Nature Communications  2013;4:1983.
Mutations in the park2 gene, encoding the RING-inBetweenRING-RING E3 ubiquitin ligase parkin, cause 50% of autosomal recessive juvenile Parkinsonism cases. More than 70 known pathogenic mutations occur throughout parkin, many of which cluster in the inhibitory amino-terminal ubiquitin-like domain, and the carboxy-terminal RING2 domain that is indispensable for ubiquitin transfer. A structural rationale showing how autosomal recessive juvenile Parkinsonism mutations alter parkin function is still lacking. Here we show that the structure of parkin RING2 is distinct from canonical RING E3 ligases and lacks key elements required for E2-conjugating enzyme recruitment. Several pathogenic mutations in RING2 alter the environment of a single surface-exposed catalytic cysteine to inhibit ubiquitination. Native parkin adopts a globular inhibited conformation in solution facilitated by the association of the ubiquitin-like domain with the RING-inBetweenRING-RING C-terminus. Autosomal recessive juvenile Parkinsonism mutations disrupt this conformation. Finally, parkin autoubiquitinates only in cis, providing a molecular explanation for the recessive nature of autosomal recessive juvenile Parkinsonism.

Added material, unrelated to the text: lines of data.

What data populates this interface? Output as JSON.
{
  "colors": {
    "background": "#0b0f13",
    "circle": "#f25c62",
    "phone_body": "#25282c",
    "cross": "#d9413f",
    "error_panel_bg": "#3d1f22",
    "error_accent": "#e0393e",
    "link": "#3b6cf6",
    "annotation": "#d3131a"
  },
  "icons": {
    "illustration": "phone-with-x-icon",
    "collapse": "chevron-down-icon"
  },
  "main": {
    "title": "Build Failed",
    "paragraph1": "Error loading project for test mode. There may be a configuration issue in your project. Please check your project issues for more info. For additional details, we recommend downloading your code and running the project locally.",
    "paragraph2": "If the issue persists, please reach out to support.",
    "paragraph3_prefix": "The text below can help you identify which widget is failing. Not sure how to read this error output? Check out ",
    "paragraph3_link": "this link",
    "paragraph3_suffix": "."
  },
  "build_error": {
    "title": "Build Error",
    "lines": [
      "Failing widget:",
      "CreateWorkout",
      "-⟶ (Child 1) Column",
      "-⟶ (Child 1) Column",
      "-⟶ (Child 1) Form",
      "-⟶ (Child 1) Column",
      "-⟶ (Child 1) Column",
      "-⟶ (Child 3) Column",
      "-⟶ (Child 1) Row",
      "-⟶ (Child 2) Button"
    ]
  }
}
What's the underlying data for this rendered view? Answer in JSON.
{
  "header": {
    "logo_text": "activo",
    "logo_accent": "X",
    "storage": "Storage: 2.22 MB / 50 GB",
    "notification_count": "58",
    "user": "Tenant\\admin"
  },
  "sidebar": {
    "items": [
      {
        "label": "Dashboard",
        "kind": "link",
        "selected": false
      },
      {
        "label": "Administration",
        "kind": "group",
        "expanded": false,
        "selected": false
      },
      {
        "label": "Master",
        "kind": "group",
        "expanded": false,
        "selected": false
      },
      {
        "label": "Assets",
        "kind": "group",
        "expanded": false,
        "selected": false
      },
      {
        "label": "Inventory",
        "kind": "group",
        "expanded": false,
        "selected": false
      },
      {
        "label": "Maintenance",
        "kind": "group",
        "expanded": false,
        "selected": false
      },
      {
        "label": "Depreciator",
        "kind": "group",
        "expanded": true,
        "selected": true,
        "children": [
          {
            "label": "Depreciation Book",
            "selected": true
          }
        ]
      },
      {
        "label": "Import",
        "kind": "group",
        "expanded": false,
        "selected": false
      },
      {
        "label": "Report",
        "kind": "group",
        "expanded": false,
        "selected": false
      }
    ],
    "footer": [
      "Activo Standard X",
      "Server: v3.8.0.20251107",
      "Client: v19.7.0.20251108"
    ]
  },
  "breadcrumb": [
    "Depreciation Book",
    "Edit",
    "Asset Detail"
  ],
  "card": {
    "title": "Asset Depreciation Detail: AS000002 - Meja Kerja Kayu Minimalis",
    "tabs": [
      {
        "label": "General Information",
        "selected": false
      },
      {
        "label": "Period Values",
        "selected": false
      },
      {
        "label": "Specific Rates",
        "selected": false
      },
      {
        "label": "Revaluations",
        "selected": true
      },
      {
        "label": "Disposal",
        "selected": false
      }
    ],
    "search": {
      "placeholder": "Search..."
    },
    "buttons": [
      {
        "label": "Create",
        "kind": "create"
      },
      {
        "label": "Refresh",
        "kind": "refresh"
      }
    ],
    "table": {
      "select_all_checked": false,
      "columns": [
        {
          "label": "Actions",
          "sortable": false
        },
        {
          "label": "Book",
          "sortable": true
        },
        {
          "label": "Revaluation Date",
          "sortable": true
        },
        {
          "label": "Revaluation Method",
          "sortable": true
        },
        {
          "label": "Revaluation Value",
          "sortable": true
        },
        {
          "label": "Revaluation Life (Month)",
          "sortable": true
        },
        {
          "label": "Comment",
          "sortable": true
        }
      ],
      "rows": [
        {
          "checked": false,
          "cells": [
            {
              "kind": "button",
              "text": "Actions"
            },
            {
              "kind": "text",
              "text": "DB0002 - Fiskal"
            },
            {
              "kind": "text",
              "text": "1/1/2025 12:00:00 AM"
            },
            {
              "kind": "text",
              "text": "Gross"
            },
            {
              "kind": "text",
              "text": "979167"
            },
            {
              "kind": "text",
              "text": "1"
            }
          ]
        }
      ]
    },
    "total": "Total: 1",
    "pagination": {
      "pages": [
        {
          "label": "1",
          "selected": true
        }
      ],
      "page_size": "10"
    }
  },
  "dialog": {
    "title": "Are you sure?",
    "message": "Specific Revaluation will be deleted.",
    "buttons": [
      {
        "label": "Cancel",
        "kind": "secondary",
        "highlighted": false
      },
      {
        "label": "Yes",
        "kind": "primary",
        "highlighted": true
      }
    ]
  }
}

Mutations in the E3 ubiquitin ligase parkin are associated with juvenile Parkinson’s disease. Here the authors report the solution structure of the Parkin RING2 domain, revealing how disease-associated mutations affect its function and providing a molecular explanation for the recessive nature of the disease.
PMCID: PMC3709501  PMID: 23770917

Results 1-11 (11)